Meditation 101

Meditation 101: A Brief History, Various Forms, the Benefits, and How to Find the Right Type


When something has been around thousands of years, there must be a reason.  Meditation is a practice that human beings have embraced throughout the ages and throughout various cultures and civilizations. Meditation, which has evolved into a mainstream practice, including in Westernized countries, comes in many forms and varieties. Research validating the many benefits of meditation continues to emerge. In this article, you will learn about the history of meditation, variations, and the benefits.

A Brief History of Meditation

Meditation in some form has existed for at least 5,000 years—though the exact data remains unknown. Early sources trace meditation to the ancient teachings of the Veda in India.

Meditation later spread through Taoism in China and Buddhism in India. The Buddha, whose teachings date back to 500 B.C., had a profound effect on the practice of meditation, according to the EOC Institute. Fast-forward to 20th century America, where Zen Buddhism, Hatha Yoga and Transcendental Meditation gained popularity during the 1960s and 1970s (in part thanks to the hippie movement).  Today, meditation continues to hold interest and has become mainstreamed into the American culture. In particular, mindfulness, or intentionally paying attention to the present moment, is practiced in schools, hospitals, counseling centers, and other places. With promising research showing the benefits of meditation, this trend will likely continue into the future, writes Psychology Today.

Varieties of Meditation

Forms of meditation can be found in Judaism and Islam, which has two forms of meditation, Tafakkur and (the less accepted form) Sufism. According to Psychology Today, Buddhism features Zen, Tibetan, and Theravadan meditation.  Here are some commonly practiced forms of meditation (reported by Medical News Today):

  •   Loving-Kindness Meditation: During this meditation, the practitioner repeats a simple message or phrase until he or she generates feelings of compassion and love.

 Possible Benefits: linked with reducing depression, anger, and other negative states or emotions.  Enhanced relationships. Improved sense of well-being.

  • Mindfulness: In this meditation, the meditator focuses on the present moment, including one’s surroundings. The breath is often used as an anchor to bring the attention back to what is occurring.

 Possible Benefits: Less distracted, more aware of environment, connecting with self and others, increased health, decreased stress response.

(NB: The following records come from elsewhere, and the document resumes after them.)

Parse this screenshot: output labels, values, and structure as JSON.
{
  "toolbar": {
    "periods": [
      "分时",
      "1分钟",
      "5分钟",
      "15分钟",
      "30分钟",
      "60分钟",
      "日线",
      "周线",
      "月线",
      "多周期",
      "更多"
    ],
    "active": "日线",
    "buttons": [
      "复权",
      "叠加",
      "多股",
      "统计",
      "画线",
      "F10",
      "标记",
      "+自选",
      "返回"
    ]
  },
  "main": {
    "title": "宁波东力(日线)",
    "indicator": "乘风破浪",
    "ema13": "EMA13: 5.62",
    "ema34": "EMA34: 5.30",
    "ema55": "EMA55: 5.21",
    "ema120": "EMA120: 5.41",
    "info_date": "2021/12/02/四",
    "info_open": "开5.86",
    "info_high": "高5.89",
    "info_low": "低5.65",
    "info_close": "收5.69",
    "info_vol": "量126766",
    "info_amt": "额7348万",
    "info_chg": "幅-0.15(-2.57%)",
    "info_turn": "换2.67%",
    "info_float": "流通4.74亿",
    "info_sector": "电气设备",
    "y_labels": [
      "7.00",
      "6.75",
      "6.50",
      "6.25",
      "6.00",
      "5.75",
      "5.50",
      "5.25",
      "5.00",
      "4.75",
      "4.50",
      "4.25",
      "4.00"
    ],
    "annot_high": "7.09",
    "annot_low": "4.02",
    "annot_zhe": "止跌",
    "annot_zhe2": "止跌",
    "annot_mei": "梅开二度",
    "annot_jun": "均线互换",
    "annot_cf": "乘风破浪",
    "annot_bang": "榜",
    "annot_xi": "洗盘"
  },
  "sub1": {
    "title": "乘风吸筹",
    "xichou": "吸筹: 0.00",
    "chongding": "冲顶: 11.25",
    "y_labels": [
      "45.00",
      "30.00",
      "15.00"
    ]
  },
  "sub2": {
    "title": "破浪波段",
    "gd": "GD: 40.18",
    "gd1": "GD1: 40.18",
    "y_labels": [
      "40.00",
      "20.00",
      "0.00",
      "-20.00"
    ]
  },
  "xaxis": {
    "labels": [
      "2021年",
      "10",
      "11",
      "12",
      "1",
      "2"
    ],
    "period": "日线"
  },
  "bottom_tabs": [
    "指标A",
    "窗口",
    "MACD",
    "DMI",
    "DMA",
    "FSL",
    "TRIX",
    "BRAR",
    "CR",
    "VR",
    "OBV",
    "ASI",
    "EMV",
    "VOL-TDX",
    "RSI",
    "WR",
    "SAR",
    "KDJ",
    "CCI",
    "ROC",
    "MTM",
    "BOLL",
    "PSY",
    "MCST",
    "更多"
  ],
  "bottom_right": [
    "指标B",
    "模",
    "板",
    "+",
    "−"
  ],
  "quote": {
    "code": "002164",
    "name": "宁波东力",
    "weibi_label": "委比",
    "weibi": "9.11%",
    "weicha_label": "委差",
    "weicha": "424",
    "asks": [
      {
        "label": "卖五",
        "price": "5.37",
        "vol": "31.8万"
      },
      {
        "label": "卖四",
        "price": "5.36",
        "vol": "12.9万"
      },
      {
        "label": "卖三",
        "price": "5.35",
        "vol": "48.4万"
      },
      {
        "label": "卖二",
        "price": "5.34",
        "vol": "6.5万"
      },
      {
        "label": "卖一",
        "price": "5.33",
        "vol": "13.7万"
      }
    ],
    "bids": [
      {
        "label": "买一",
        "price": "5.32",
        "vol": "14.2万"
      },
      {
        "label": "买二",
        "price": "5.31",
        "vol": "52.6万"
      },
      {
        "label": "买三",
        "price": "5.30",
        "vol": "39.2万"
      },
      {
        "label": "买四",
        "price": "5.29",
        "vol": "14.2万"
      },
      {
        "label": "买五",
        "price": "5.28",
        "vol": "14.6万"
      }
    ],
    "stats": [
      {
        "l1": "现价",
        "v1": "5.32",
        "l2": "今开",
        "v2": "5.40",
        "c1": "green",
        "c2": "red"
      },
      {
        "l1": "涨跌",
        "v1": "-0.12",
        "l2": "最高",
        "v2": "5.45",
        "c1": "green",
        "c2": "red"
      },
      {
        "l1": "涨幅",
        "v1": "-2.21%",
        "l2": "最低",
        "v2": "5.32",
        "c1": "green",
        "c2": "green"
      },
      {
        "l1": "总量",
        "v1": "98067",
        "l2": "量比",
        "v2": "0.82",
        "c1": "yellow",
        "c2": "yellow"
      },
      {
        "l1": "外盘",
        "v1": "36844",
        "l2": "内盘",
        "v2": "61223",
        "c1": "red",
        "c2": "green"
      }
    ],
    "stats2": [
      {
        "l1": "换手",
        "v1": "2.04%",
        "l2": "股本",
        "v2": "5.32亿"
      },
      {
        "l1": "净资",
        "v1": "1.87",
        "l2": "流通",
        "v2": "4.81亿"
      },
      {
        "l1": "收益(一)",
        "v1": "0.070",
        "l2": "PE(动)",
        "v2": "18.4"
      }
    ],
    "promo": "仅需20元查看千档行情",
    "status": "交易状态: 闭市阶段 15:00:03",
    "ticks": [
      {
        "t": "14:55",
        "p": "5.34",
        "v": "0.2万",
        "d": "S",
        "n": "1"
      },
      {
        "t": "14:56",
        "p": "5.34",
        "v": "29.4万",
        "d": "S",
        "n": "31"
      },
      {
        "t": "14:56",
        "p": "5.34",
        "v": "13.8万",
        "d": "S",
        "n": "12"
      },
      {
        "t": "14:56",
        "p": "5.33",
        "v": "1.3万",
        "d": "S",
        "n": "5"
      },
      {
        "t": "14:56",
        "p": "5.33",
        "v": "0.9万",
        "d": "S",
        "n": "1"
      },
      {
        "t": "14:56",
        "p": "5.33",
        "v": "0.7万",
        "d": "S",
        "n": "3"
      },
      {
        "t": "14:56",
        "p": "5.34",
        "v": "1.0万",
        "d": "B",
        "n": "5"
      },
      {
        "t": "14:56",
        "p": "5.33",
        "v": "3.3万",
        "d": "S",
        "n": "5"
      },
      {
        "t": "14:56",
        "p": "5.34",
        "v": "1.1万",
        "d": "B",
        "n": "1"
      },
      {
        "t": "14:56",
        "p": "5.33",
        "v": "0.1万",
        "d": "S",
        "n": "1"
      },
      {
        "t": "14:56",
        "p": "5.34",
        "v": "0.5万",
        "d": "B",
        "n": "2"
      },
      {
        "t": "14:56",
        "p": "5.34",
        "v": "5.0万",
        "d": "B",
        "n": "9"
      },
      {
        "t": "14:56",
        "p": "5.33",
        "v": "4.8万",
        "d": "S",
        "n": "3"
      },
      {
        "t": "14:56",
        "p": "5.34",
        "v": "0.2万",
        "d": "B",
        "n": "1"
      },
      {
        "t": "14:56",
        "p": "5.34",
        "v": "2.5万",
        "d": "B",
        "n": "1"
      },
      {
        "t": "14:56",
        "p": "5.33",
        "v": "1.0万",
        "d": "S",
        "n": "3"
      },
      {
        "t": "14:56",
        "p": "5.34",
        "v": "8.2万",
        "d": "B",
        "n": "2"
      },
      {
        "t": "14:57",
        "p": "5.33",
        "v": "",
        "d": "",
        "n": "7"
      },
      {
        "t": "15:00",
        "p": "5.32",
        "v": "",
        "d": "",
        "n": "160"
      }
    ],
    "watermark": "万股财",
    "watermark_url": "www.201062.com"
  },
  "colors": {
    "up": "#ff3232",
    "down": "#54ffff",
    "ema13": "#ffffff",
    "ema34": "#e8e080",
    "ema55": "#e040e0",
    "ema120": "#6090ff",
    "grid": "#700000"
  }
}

  • Zazen: This is Zen meditation, where the practitioner typically sits with legs crossed and focuses on the breath and without judging thoughts. Particular attention is given to the posture, such as keeping the back straight. The eyes are held slightly open, cast down about three feet ahead.

Possible Benefits: Increased focus and concentration. Improved health. Decreased stress response.

  • Transcendental Meditation: This involves the use of a mantra or sound which is repeated or more accurately thought in a particular way. One sits comfortably, usually in a chair, and practices for 20 minutes, twice a day. Instruction from a trained teacher is recommended due to the nuances of the technique.

 Possible Benefits: Expansion of awareness, reduced stress, deeper connection with self and desires, improved health

  • Body Scan: In this meditation, the person scans their body to find and release tension. This can be done laying down on the floor. The practitioner may start with focusing on one end of the body, such as the feet, and work his or her way through the entire body.  

 Possible Benefits: Reduced stress, greater health, relaxation


Benefits of Meditation

While the quality of some studies have come into question, research suggests that meditation produces numerous benefits, including improved physical and mental health. For example, a synthesis of 20 studies found that meditation and mindfulness reduced depression and blood pressure as well as improved sleep, self-esteem, cognitive functioning, attention, and anger management. Individuals practicing zazen were found to possess more control over the brain’s default network, which is responsible for producing random streams of thought. Hundreds of research studies have been conducted on Transcendental Meditation, reporting improved academic performance for students, reduced burnout rates for teachers, reduction in PSTD for veterans, reduced risk of heart attacks, greater resistance to stress, and other benefits.

Selecting A Meditation Form

How do you go about choosing a type of meditation? The best way is by experimenting or asking yourself questions such as: “How does my body feel? What’s happening with my mind, lots of thoughts, do I need to focus better? What’s my goal? Do I want to feel more energy, connected, clearheaded etc.?” As you determine your reasons for meditating, look at the list above of types of meditation and see which one fit your needs. All meditation styles provide some kind of benefit so they key is to fit the right fit for your goals and current situation.

An ancient practice, meditation has proven itself to be highly beneficial for people from all walks of life and all ages. The variety of forms provide you with a choice and opportunity to learn new methods. Check out the various meditations and practices in the calming corner so you can experience the process for yourself.